** Opening Records provided block **

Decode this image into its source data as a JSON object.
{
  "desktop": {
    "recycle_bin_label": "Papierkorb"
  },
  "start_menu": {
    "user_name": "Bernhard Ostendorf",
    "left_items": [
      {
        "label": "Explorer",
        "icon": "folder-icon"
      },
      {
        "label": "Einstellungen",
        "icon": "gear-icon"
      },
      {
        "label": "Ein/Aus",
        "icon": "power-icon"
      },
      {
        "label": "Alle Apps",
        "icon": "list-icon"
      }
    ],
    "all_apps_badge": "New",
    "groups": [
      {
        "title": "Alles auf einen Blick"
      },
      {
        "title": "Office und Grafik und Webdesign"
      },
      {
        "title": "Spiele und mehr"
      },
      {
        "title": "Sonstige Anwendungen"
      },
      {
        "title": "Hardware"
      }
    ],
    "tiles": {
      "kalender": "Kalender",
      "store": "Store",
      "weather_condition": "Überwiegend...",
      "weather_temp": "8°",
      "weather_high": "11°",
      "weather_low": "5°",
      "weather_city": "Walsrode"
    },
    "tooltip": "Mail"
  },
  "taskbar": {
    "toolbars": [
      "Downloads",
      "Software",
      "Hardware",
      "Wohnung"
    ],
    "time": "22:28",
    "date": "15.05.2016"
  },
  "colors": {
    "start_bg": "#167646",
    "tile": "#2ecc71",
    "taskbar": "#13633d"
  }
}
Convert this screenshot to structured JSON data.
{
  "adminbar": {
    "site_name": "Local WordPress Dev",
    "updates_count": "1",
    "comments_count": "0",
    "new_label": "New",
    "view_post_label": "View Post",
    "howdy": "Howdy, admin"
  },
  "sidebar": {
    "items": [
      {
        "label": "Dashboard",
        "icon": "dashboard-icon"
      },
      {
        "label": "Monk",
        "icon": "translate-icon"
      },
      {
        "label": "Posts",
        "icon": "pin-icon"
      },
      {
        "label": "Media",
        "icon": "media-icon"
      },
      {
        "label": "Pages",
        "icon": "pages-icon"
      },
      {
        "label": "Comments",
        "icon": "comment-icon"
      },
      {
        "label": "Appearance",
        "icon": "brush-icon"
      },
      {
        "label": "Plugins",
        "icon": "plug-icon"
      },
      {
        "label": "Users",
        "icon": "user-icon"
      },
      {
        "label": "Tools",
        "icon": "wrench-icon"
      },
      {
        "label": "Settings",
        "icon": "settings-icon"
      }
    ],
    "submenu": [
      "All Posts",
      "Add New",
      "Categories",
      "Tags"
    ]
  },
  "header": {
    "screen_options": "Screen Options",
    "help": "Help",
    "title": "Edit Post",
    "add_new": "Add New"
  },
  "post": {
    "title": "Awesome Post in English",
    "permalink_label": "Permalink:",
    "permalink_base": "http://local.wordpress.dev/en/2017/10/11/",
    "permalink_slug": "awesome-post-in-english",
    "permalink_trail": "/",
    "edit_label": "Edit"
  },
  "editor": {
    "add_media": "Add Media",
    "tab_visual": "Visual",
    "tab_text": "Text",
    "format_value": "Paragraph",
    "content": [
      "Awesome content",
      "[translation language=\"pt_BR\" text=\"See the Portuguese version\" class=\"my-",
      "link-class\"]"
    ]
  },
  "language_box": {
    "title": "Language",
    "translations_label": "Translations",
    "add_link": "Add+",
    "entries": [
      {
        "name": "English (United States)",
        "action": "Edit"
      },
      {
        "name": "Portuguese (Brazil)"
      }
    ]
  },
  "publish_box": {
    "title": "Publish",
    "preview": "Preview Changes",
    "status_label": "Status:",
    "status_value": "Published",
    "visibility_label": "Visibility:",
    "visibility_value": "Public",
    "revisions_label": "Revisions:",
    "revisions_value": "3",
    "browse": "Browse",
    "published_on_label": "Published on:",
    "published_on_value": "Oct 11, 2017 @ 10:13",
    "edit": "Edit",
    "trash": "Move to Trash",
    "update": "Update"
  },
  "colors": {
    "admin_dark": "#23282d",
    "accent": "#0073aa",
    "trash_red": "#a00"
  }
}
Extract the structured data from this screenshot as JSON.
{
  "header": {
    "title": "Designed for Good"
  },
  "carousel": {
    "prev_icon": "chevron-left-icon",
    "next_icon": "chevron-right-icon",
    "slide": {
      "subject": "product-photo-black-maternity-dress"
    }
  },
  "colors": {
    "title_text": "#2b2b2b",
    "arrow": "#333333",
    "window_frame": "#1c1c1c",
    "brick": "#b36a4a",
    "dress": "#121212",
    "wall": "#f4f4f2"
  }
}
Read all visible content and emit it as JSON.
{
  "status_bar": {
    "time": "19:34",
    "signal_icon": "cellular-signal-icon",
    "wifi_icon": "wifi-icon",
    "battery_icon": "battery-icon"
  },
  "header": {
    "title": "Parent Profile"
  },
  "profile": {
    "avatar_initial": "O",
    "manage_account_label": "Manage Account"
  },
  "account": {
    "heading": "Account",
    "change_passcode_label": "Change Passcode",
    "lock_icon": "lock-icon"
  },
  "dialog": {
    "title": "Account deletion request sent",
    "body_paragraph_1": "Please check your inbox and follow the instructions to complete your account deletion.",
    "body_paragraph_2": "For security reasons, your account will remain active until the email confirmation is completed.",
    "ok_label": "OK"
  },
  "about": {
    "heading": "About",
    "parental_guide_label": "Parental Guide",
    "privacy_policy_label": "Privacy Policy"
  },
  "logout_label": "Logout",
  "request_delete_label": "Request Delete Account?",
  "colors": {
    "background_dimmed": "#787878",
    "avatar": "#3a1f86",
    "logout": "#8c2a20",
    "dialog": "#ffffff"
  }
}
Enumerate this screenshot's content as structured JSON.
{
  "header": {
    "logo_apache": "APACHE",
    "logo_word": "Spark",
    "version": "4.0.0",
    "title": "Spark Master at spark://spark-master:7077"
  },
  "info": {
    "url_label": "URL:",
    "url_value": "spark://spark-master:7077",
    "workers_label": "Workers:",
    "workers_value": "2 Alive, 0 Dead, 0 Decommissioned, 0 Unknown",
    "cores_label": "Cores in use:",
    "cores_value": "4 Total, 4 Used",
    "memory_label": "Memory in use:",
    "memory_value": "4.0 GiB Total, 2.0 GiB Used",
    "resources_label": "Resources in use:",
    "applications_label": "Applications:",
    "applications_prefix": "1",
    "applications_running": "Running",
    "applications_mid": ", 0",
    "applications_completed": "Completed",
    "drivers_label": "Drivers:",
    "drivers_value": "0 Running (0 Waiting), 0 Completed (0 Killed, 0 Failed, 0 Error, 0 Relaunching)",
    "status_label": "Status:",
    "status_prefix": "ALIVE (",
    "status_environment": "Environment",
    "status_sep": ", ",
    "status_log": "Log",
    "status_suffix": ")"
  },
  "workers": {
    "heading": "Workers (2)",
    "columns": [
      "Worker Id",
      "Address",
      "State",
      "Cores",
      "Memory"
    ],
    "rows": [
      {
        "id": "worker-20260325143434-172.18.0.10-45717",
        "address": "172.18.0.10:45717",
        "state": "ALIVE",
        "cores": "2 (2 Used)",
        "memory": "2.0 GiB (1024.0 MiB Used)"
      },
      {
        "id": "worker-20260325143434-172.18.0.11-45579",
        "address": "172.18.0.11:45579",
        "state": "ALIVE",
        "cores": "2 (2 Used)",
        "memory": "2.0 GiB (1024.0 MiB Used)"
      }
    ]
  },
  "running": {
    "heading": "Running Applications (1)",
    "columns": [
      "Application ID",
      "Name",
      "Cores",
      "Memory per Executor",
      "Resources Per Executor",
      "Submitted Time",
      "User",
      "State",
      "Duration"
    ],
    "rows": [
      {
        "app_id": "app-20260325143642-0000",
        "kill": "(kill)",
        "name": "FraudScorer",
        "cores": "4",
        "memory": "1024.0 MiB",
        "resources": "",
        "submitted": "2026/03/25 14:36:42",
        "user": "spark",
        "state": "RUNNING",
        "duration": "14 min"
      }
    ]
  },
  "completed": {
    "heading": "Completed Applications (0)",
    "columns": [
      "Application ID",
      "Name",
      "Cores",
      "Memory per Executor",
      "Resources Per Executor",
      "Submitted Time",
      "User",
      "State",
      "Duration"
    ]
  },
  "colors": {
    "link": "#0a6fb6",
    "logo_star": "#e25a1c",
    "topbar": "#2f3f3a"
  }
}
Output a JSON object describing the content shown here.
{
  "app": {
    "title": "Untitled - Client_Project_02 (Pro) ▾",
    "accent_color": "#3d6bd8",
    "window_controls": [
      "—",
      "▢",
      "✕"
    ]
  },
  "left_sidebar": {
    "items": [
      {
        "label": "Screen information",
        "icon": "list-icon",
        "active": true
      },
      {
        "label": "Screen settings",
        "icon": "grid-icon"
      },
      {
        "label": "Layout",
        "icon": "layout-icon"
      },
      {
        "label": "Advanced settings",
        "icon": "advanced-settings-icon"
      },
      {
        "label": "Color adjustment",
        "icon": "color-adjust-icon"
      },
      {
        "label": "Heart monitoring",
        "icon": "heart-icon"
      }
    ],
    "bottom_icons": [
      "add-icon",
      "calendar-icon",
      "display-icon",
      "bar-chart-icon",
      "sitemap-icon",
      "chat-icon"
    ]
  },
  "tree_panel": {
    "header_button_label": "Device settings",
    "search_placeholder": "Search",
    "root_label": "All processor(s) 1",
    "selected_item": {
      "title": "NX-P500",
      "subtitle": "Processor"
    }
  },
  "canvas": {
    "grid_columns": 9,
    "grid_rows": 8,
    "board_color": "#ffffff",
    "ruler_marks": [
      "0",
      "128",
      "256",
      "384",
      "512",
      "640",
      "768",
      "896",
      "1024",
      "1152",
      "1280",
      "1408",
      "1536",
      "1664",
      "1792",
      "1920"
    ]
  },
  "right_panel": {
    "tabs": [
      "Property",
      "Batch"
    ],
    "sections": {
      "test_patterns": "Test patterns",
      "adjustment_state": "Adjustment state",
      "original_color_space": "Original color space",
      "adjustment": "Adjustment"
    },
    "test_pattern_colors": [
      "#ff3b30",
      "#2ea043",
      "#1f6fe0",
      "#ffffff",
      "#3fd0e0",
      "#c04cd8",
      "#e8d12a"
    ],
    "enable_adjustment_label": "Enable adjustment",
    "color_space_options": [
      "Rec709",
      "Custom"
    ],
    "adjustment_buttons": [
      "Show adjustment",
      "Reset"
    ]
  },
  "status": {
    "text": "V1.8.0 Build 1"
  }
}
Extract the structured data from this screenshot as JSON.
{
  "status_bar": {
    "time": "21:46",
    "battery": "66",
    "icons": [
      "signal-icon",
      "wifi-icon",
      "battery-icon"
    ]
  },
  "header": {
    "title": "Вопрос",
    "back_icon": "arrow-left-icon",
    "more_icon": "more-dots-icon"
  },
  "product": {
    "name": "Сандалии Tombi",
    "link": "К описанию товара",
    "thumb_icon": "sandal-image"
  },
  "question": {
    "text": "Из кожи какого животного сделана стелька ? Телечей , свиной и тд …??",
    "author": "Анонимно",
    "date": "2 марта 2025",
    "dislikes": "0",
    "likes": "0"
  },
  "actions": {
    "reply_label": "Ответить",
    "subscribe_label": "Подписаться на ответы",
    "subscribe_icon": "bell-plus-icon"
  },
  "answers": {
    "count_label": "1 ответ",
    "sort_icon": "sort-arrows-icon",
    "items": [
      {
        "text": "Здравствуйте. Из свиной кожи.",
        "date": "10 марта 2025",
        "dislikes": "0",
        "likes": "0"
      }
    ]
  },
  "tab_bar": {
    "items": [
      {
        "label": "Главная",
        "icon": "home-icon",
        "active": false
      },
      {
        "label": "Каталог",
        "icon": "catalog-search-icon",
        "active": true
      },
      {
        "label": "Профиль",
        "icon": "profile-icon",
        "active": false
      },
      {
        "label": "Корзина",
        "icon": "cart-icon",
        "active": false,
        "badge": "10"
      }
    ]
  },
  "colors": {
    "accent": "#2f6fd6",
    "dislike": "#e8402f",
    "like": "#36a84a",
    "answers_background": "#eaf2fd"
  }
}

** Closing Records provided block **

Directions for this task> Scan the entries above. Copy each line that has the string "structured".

Problem solution>
Convert this screenshot to structured JSON data.
Extract the structured data from this screenshot as JSON.
Enumerate this screenshot's content as structured JSON.
Extract the structured data from this screenshot as JSON.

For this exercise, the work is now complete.